More and more Hulks are showing up in the MCU and now everyone on Earth may get their own gamma-radiation superpowers. According to a news release from NASA, the largest gamma-ray burst ever detected hit Earth on October 9, 2022. Astronomers are calling it the B.O.A.T., or biggest of all time, but officially it’s GRB 221009A. Scientists are still studying the burst, but think it is the result of a star going supernova to form a new black hole. At two billion light years away, it is the closest such event ever detected. But it doesn’t pose a threat to life on Earth. Still, if you notice any new tendency to turn green or Hulk out, you may want to have that checked.

Graphic of jets from a newly formed black hole that bring X-rays and gamma rays
NASA/Swift/Cruz deWilde

A really massive gamma-ray burst could burn off Earth’s atmosphere and kill us all, but obviously that didn’t happen in this case.
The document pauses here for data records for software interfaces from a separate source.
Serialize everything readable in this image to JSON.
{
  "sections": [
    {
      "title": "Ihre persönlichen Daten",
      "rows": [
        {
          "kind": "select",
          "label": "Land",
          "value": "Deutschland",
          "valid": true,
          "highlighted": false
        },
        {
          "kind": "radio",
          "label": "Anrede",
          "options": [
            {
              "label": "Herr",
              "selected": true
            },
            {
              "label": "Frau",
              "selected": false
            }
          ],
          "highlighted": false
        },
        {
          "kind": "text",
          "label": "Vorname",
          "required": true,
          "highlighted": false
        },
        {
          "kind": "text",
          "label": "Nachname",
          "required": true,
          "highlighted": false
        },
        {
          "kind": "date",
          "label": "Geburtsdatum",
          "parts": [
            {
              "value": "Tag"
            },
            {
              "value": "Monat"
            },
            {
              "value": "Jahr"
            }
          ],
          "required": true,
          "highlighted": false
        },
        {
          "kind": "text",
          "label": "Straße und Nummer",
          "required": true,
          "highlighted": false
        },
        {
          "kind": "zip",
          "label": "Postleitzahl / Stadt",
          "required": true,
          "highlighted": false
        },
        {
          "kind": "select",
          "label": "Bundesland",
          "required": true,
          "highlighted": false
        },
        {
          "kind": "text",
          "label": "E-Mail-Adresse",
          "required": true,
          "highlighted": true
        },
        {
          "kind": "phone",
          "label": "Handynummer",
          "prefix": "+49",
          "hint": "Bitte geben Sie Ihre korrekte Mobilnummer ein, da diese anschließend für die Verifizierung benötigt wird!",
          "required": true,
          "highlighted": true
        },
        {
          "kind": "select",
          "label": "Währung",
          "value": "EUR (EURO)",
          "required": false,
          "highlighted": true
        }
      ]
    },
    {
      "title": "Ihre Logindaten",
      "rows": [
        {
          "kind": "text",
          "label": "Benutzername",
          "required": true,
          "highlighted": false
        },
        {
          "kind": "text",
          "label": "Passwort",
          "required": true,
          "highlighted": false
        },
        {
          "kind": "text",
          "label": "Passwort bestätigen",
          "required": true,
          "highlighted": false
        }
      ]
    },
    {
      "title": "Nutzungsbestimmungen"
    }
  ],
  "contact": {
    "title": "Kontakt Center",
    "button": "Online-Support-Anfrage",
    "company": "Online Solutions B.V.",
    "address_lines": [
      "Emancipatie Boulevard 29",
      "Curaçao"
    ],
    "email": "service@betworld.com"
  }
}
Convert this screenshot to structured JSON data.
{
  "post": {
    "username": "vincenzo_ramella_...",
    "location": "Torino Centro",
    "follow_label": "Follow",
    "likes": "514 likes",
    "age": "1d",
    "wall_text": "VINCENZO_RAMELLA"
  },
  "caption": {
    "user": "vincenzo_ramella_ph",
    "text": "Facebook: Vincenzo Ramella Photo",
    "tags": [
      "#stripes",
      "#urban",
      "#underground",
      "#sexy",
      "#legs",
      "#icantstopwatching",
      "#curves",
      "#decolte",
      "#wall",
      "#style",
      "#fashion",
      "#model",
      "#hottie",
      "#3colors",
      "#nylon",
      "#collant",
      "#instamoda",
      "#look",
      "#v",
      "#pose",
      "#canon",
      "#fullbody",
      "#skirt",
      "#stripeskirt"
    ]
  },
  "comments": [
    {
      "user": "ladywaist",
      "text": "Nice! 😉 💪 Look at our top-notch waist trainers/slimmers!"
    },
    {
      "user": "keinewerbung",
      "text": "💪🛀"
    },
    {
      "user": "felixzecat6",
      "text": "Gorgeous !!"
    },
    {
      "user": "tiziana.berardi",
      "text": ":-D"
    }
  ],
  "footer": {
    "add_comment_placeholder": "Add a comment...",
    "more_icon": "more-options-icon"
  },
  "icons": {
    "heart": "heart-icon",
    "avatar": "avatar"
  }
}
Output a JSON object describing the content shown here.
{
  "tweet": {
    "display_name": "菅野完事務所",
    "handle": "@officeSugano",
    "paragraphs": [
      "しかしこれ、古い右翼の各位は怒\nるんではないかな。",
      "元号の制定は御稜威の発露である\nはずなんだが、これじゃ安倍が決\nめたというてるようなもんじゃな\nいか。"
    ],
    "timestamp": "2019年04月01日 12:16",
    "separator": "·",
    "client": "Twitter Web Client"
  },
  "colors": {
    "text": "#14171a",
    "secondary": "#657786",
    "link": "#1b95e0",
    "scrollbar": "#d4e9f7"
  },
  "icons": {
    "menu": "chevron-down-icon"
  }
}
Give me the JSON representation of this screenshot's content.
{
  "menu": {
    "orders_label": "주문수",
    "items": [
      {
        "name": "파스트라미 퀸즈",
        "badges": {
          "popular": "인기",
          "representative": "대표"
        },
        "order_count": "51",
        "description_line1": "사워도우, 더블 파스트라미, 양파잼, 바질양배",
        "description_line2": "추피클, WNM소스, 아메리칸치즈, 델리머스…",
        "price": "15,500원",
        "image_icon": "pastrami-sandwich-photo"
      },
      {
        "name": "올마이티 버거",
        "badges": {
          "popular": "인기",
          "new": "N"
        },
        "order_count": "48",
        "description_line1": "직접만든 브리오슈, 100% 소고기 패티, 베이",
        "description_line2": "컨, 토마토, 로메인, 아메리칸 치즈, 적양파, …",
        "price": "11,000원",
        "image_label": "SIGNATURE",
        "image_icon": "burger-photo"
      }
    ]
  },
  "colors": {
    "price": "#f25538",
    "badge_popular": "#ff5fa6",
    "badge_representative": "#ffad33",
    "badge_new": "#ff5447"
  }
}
Scientists believe that it has occurred at least once before in Earth’s history. And it could happen again, but the burst would have to originate within thousands of light years of Earth. We first saw news of the gamma-ray burst on Salon

NASA/Swift/A. Beardmore (University of Leicester)

Previously recorded bursts have usually only lasted a few seconds. Even then, they’re capable of putting off as much energy as our Sun will in its entire 10-billion-year lifetime. How that compares to the dose Bruce Banner got in that gamma radiation lab accident has yet to be calculated. It’s probably not what the astronomers all over the world are spending time on right now. Though, in the MCU at least, it’s also possible to end up with Hulk powers via exposure to Banner’s blood. Just ask the Abomination or She-Hulk.  

Marvel Studios

Multiple telescopes on Earth and in orbit picked up the sensational gamma-ray burst just as a conference of gamma-ray experts kicked off in South Africa. It started the meeting with a bang, to say the least.

Originally published October 19, 2022.

Melissa is Nerdist’s science & technology staff writer. She also moderates “science of” panels at conventions and co-hosts Star Warsologies, a podcast about science and Star Wars. Follow her on Twitter @melissatruth.